- WHAT IS EXPECTED -
From the first line to the last, restate the material word for word; pictures stay out.

- INPUT DATA -
>>>

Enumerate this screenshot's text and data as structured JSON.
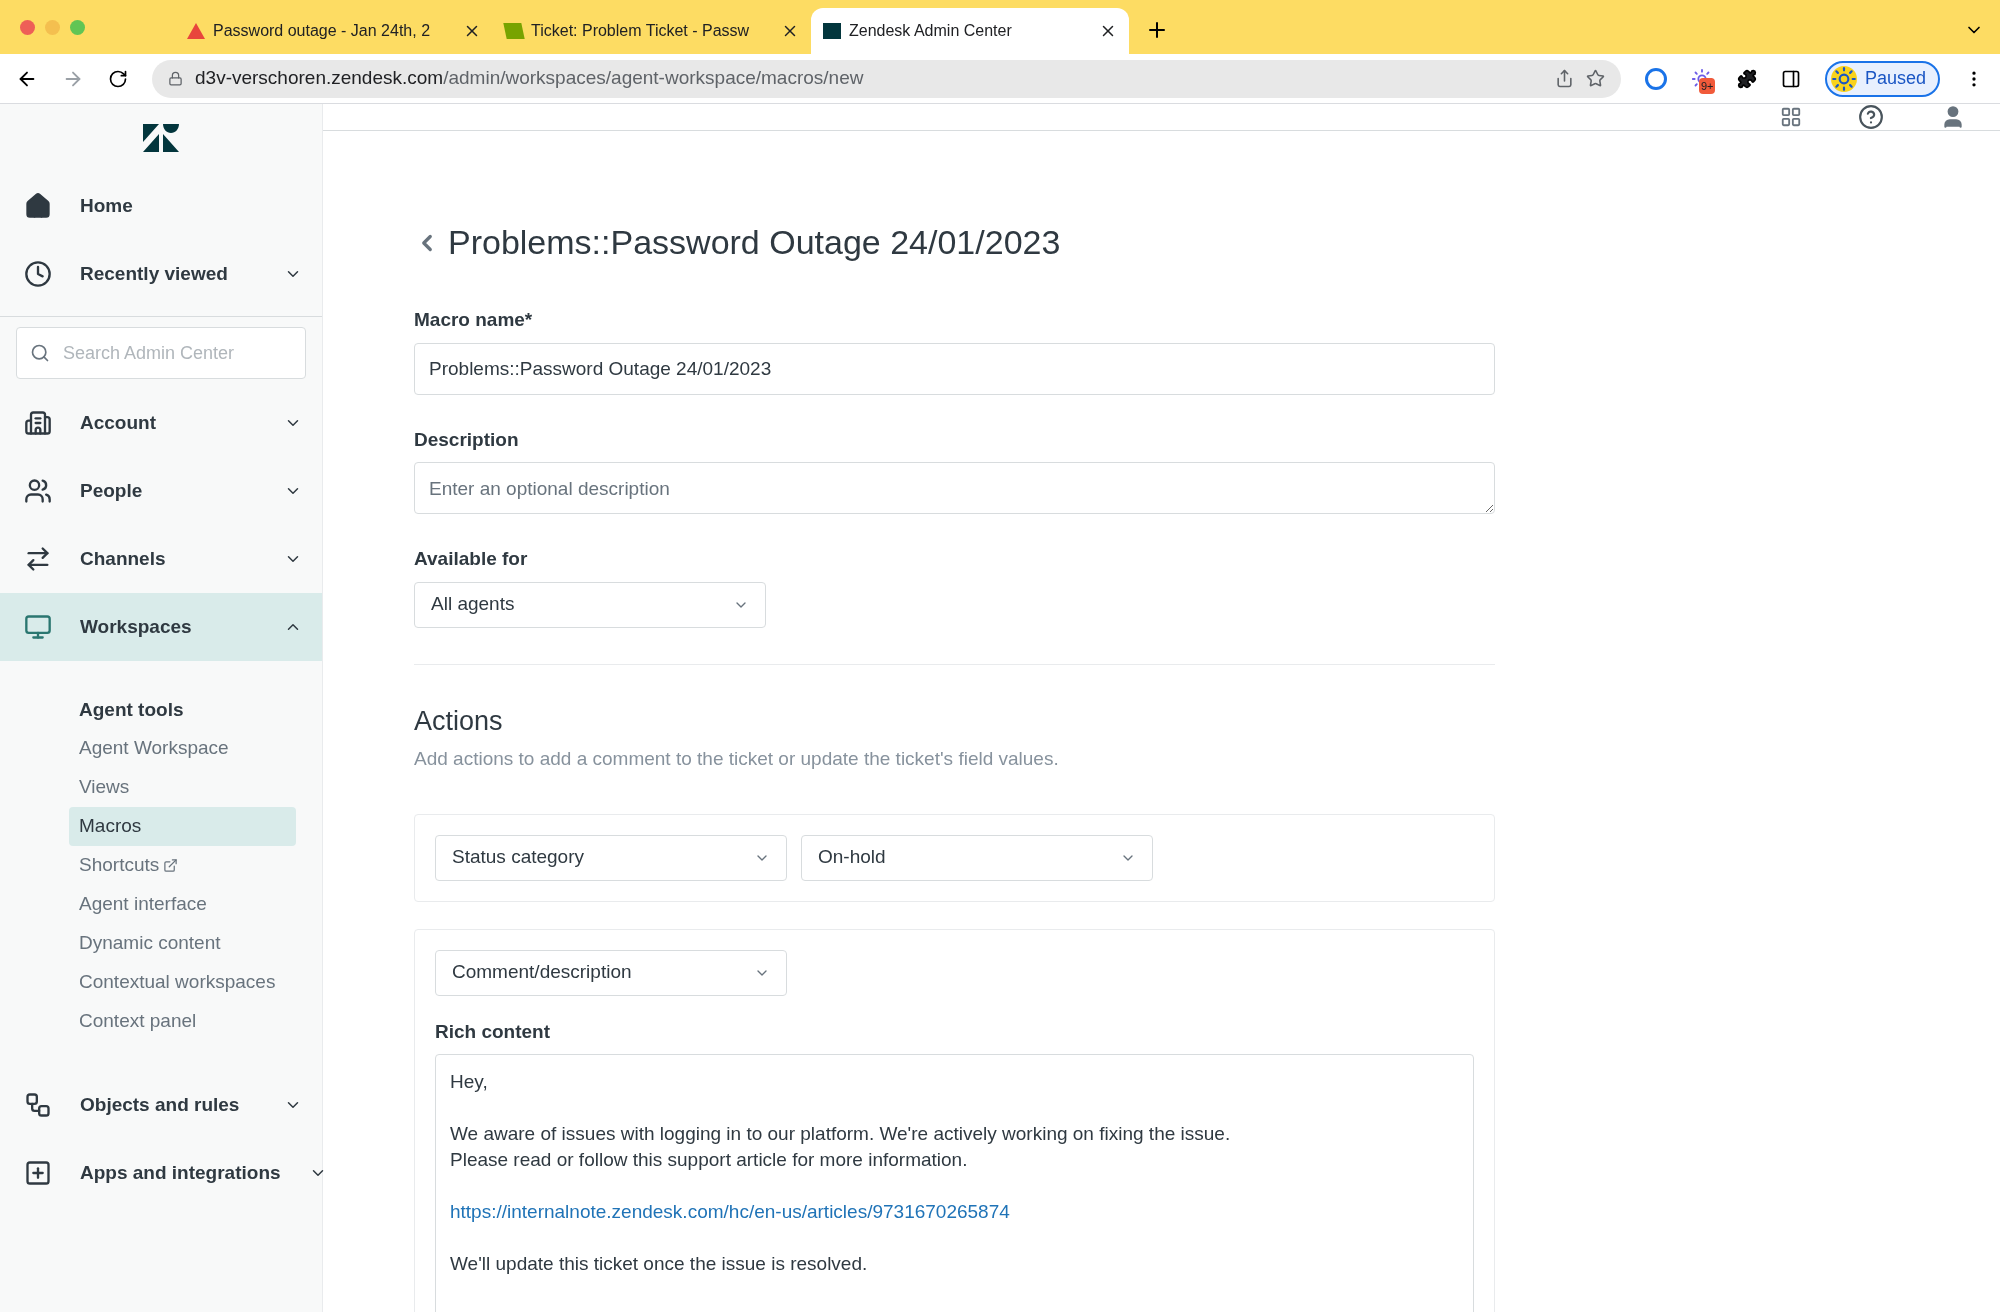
{
  "browser": {
    "tabs": [
      {
        "title": "Password outage - Jan 24th, 2",
        "selected": false
      },
      {
        "title": "Ticket: Problem Ticket - Passw",
        "selected": false
      },
      {
        "title": "Zendesk Admin Center",
        "selected": true
      }
    ],
    "url_host": "d3v-verschoren.zendesk.com",
    "url_path": "/admin/workspaces/agent-workspace/macros/new",
    "extension_badge": "9+",
    "profile_label": "Paused"
  },
  "sidebar": {
    "items": [
      {
        "label": "Home",
        "kind": "link",
        "selected": false
      },
      {
        "label": "Recently viewed",
        "kind": "group",
        "expanded": false,
        "selected": false
      },
      {
        "kind": "search",
        "placeholder": "Search Admin Center"
      },
      {
        "label": "Account",
        "kind": "group",
        "expanded": false,
        "selected": false
      },
      {
        "label": "People",
        "kind": "group",
        "expanded": false,
        "selected": false
      },
      {
        "label": "Channels",
        "kind": "group",
        "expanded": false,
        "selected": false
      },
      {
        "label": "Workspaces",
        "kind": "group",
        "expanded": true,
        "selected": true,
        "section": "Agent tools",
        "children": [
          {
            "label": "Agent Workspace",
            "selected": false,
            "external": false
          },
          {
            "label": "Views",
            "selected": false,
            "external": false
          },
          {
            "label": "Macros",
            "selected": true,
            "external": false
          },
          {
            "label": "Shortcuts",
            "selected": false,
            "external": true
          },
          {
            "label": "Agent interface",
            "selected": false,
            "external": false
          },
          {
            "label": "Dynamic content",
            "selected": false,
            "external": false
          },
          {
            "label": "Contextual workspaces",
            "selected": false,
            "external": false
          },
          {
            "label": "Context panel",
            "selected": false,
            "external": false
          }
        ]
      },
      {
        "label": "Objects and rules",
        "kind": "group",
        "expanded": false,
        "selected": false
      },
      {
        "label": "Apps and integrations",
        "kind": "group",
        "expanded": false,
        "selected": false
      }
    ]
  },
  "page": {
    "title": "Problems::Password Outage 24/01/2023",
    "macro_name": {
      "label": "Macro name*",
      "value": "Problems::Password Outage 24/01/2023"
    },
    "description": {
      "label": "Description",
      "placeholder": "Enter an optional description"
    },
    "available_for": {
      "label": "Available for",
      "value": "All agents"
    },
    "actions": {
      "heading": "Actions",
      "hint": "Add actions to add a comment to the ticket or update the ticket's field values.",
      "items": [
        {
          "kind": "field",
          "field": "Status category",
          "value": "On-hold"
        },
        {
          "kind": "comment",
          "field": "Comment/description",
          "content_label": "Rich content",
          "paragraphs": [
            {
              "kind": "text",
              "lines": [
                "Hey,"
              ]
            },
            {
              "kind": "text",
              "lines": [
                "We aware of issues with logging in to our platform. We're actively working on fixing the issue.",
                "Please read or follow this support article for more information."
              ]
            },
            {
              "kind": "link",
              "lines": [
                "https://internalnote.zendesk.com/hc/en-us/articles/9731670265874"
              ]
            },
            {
              "kind": "text",
              "lines": [
                "We'll update this ticket once the issue is resolved."
              ]
            }
          ]
        }
      ]
    }
  }
}
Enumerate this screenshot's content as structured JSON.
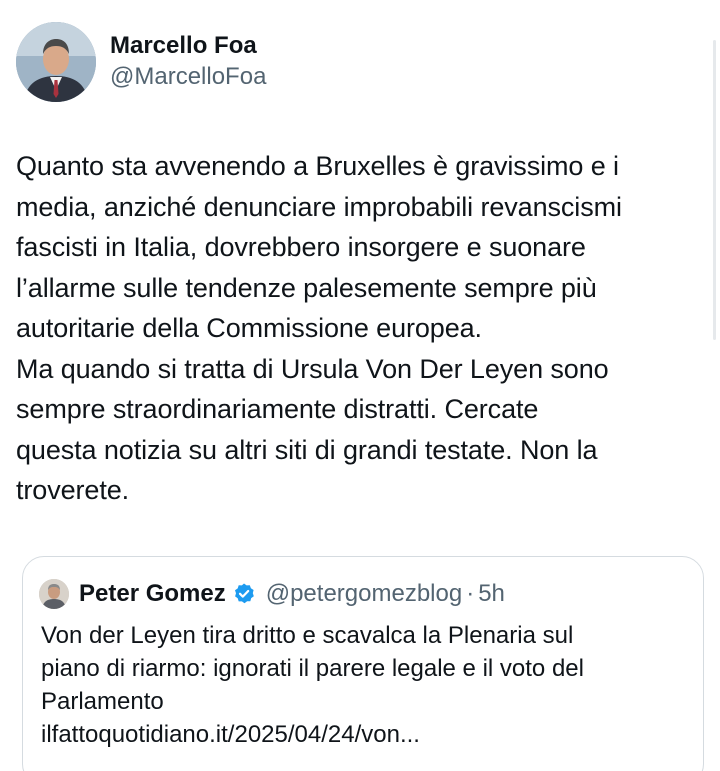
{
  "author": {
    "display_name": "Marcello Foa",
    "handle": "@MarcelloFoa",
    "avatar_icon": "user-avatar-photo"
  },
  "post": {
    "lines": [
      "Quanto sta avvenendo a Bruxelles è gravissimo e i",
      "media, anziché denunciare improbabili revanscismi",
      "fascisti in Italia, dovrebbero insorgere e suonare",
      "l’allarme sulle tendenze palesemente sempre più",
      "autoritarie della Commissione europea.",
      "Ma quando si tratta di Ursula Von Der Leyen sono",
      "sempre straordinariamente distratti. Cercate",
      "questa notizia su altri siti di grandi testate. Non la",
      "troverete."
    ]
  },
  "quoted": {
    "display_name": "Peter Gomez",
    "verified_icon": "verified-badge-icon",
    "handle": "@petergomezblog",
    "separator": "·",
    "time": "5h",
    "lines": [
      "Von der Leyen tira dritto e scavalca la Plenaria sul",
      "piano di riarmo: ignorati il parere legale e il voto del",
      "Parlamento"
    ],
    "link": "ilfattoquotidiano.it/2025/04/24/von..."
  },
  "colors": {
    "text": "#0f1419",
    "secondary": "#536471",
    "verified_blue": "#1d9bf0",
    "border": "#d5dbe0"
  }
}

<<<

- REPLY TO THE TASK -
Enumerate this screenshot's text and data as structured JSON.
{
  "browser": {
    "tabs": [
      {
        "title": "Password outage - Jan 24th, 2",
        "selected": false
      },
      {
        "title": "Ticket: Problem Ticket - Passw",
        "selected": false
      },
      {
        "title": "Zendesk Admin Center",
        "selected": true
      }
    ],
    "url_host": "d3v-verschoren.zendesk.com",
    "url_path": "/admin/workspaces/agent-workspace/macros/new",
    "extension_badge": "9+",
    "profile_label": "Paused"
  },
  "sidebar": {
    "items": [
      {
        "label": "Home",
        "kind": "link",
        "selected": false
      },
      {
        "label": "Recently viewed",
        "kind": "group",
        "expanded": false,
        "selected": false
      },
      {
        "kind": "search",
        "placeholder": "Search Admin Center"
      },
      {
        "label": "Account",
        "kind": "group",
        "expanded": false,
        "selected": false
      },
      {
        "label": "People",
        "kind": "group",
        "expanded": false,
        "selected": false
      },
      {
        "label": "Channels",
        "kind": "group",
        "expanded": false,
        "selected": false
      },
      {
        "label": "Workspaces",
        "kind": "group",
        "expanded": true,
        "selected": true,
        "section": "Agent tools",
        "children": [
          {
            "label": "Agent Workspace",
            "selected": false,
            "external": false
          },
          {
            "label": "Views",
            "selected": false,
            "external": false
          },
          {
            "label": "Macros",
            "selected": true,
            "external": false
          },
          {
            "label": "Shortcuts",
            "selected": false,
            "external": true
          },
          {
            "label": "Agent interface",
            "selected": false,
            "external": false
          },
          {
            "label": "Dynamic content",
            "selected": false,
            "external": false
          },
          {
            "label": "Contextual workspaces",
            "selected": false,
            "external": false
          },
          {
            "label": "Context panel",
            "selected": false,
            "external": false
          }
        ]
      },
      {
        "label": "Objects and rules",
        "kind": "group",
        "expanded": false,
        "selected": false
      },
      {
        "label": "Apps and integrations",
        "kind": "group",
        "expanded": false,
        "selected": false
      }
    ]
  },
  "page": {
    "title": "Problems::Password Outage 24/01/2023",
    "macro_name": {
      "label": "Macro name*",
      "value": "Problems::Password Outage 24/01/2023"
    },
    "description": {
      "label": "Description",
      "placeholder": "Enter an optional description"
    },
    "available_for": {
      "label": "Available for",
      "value": "All agents"
    },
    "actions": {
      "heading": "Actions",
      "hint": "Add actions to add a comment to the ticket or update the ticket's field values.",
      "items": [
        {
          "kind": "field",
          "field": "Status category",
          "value": "On-hold"
        },
        {
          "kind": "comment",
          "field": "Comment/description",
          "content_label": "Rich content",
          "paragraphs": [
            {
              "kind": "text",
              "lines": [
                "Hey,"
              ]
            },
            {
              "kind": "text",
              "lines": [
                "We aware of issues with logging in to our platform. We're actively working on fixing the issue.",
                "Please read or follow this support article for more information."
              ]
            },
            {
              "kind": "link",
              "lines": [
                "https://internalnote.zendesk.com/hc/en-us/articles/9731670265874"
              ]
            },
            {
              "kind": "text",
              "lines": [
                "We'll update this ticket once the issue is resolved."
              ]
            }
          ]
        }
      ]
    }
  }
}
Enumerate this screenshot's content as structured JSON.
{
  "author": {
    "display_name": "Marcello Foa",
    "handle": "@MarcelloFoa",
    "avatar_icon": "user-avatar-photo"
  },
  "post": {
    "lines": [
      "Quanto sta avvenendo a Bruxelles è gravissimo e i",
      "media, anziché denunciare improbabili revanscismi",
      "fascisti in Italia, dovrebbero insorgere e suonare",
      "l’allarme sulle tendenze palesemente sempre più",
      "autoritarie della Commissione europea.",
      "Ma quando si tratta di Ursula Von Der Leyen sono",
      "sempre straordinariamente distratti. Cercate",
      "questa notizia su altri siti di grandi testate. Non la",
      "troverete."
    ]
  },
  "quoted": {
    "display_name": "Peter Gomez",
    "verified_icon": "verified-badge-icon",
    "handle": "@petergomezblog",
    "separator": "·",
    "time": "5h",
    "lines": [
      "Von der Leyen tira dritto e scavalca la Plenaria sul",
      "piano di riarmo: ignorati il parere legale e il voto del",
      "Parlamento"
    ],
    "link": "ilfattoquotidiano.it/2025/04/24/von..."
  },
  "colors": {
    "text": "#0f1419",
    "secondary": "#536471",
    "verified_blue": "#1d9bf0",
    "border": "#d5dbe0"
  }
}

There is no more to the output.